In the entries below, find the string "image" and return each line holding it.

Start of DATA

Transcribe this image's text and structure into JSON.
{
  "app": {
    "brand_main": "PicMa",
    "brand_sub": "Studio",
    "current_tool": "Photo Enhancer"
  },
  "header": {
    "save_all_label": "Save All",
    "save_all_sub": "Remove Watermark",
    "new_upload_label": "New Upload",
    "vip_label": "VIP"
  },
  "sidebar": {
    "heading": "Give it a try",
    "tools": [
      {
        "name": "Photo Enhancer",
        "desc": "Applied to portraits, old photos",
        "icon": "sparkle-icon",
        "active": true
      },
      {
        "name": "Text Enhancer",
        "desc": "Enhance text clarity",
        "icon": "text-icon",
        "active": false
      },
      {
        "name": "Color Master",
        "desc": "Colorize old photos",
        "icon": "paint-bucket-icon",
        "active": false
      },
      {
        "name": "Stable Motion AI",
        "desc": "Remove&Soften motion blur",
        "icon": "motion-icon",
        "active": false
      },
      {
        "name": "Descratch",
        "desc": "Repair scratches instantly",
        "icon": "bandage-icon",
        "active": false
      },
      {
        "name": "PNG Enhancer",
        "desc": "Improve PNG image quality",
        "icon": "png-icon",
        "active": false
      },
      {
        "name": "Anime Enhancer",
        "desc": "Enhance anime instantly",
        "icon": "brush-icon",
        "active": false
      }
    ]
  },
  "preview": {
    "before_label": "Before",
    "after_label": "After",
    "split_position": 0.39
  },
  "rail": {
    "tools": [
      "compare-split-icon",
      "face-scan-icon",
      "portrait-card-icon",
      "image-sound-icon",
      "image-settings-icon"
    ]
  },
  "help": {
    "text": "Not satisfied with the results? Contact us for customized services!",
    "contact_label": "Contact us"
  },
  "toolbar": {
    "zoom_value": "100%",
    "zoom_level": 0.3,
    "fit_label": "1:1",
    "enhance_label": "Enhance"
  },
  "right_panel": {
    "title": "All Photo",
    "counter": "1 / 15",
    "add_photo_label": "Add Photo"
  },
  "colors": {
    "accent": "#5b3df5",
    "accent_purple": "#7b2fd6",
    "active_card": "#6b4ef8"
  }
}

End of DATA

▸ **TASK RESULT**:
Transcribe this image's text and structure into JSON.
        "desc": "Improve PNG image quality",
      "image-sound-icon",
      "image-settings-icon"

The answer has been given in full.